Interventions for engaging young people with nature are multiplying and competing with traditional interventions for resources. However, knowledge on such interventions, including the degree and range of outcomes urgently needs to be methodically synthesized. It is, therefore, timely to produce a scoping review that will generate results that will be highly pertinent to knowledge users, the broader community and organizations around the world. Using a population health model, the scoping review will allow us to compare interventions and how they are applied in diverse settings and contexts, and to describe the positive and negative outcomes and absence of outcomes of the interventions, alongside the barriers and facilitators to intervention use. It will also help us to identify where sufficient evidence exists so that action plans and future policy recommendations can be made about interventions to engage children and youth with nature for health purposes. Gaps and contradictions in evidence will also be identified along with areas where knowledge translation strategies would be useful, where further knowledge synthesis is needed, and where more primary research is required. Additionally, this review will generate publications and presentations alongside other creative knowledge translation strategies for knowledge users and stakeholders in local communities as well as the scientific community.
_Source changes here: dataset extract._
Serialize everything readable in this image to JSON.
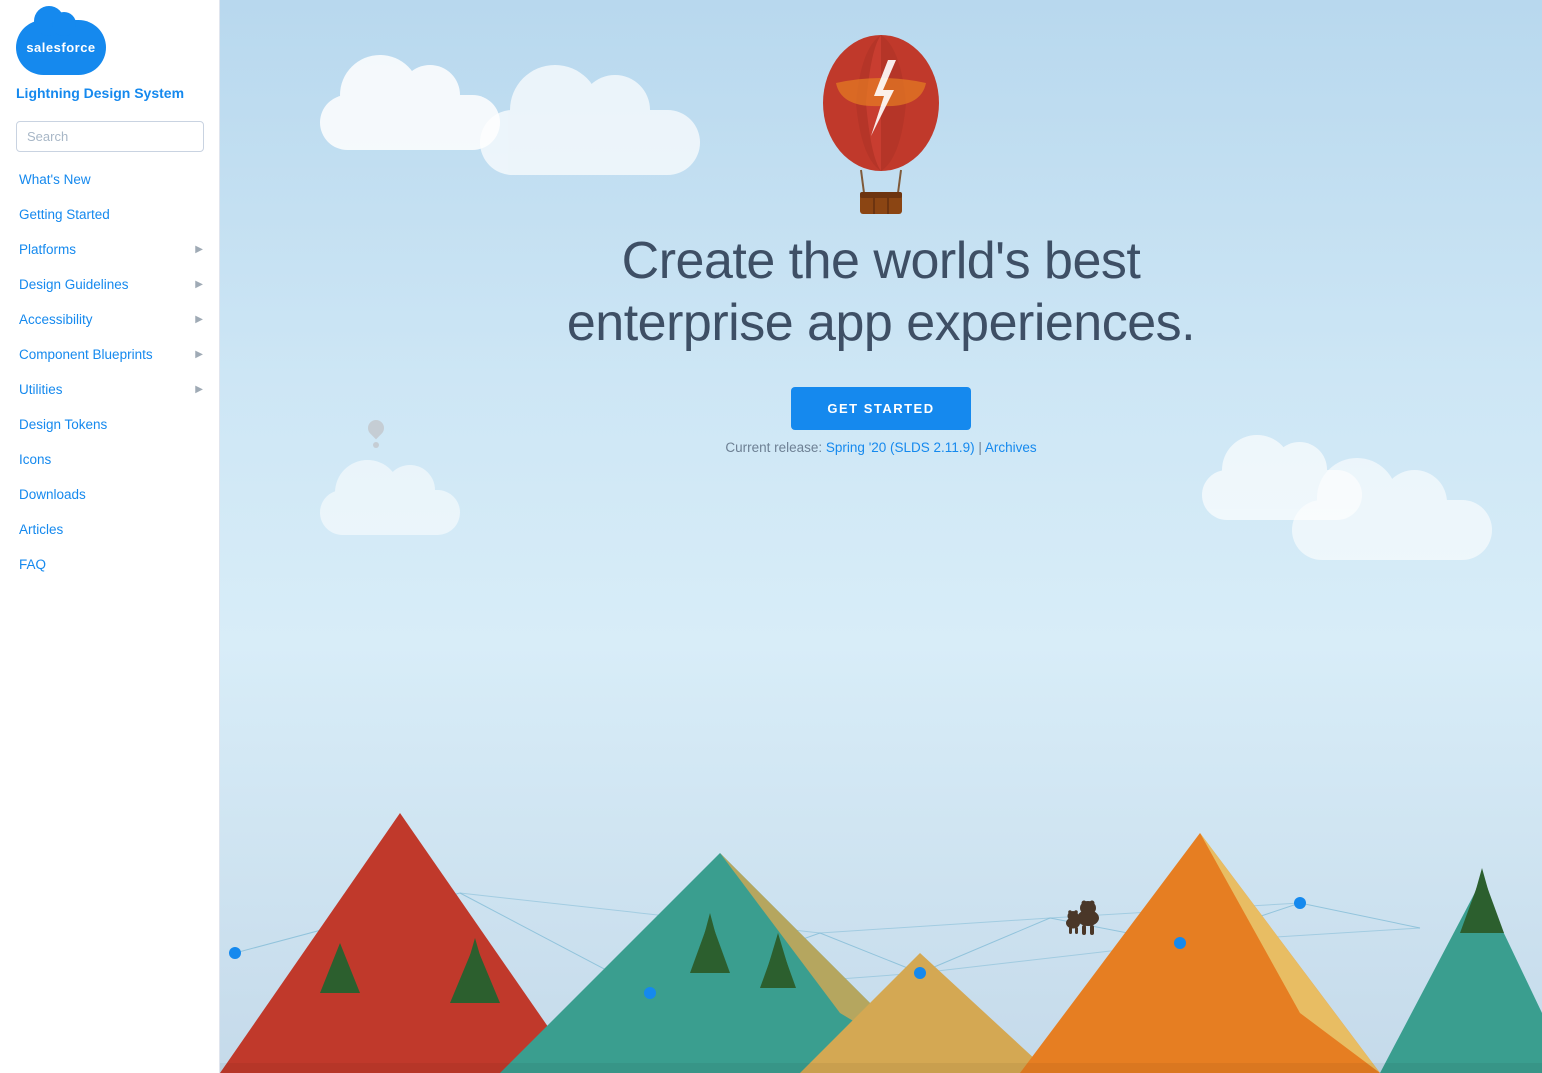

This process will build a strong multidisciplinary partnership between knowledge users and researchers, useful for future knowledge translation strategies, action plans, policy development and research.
Collaborator: Patti Hansen-Ketchum (PI)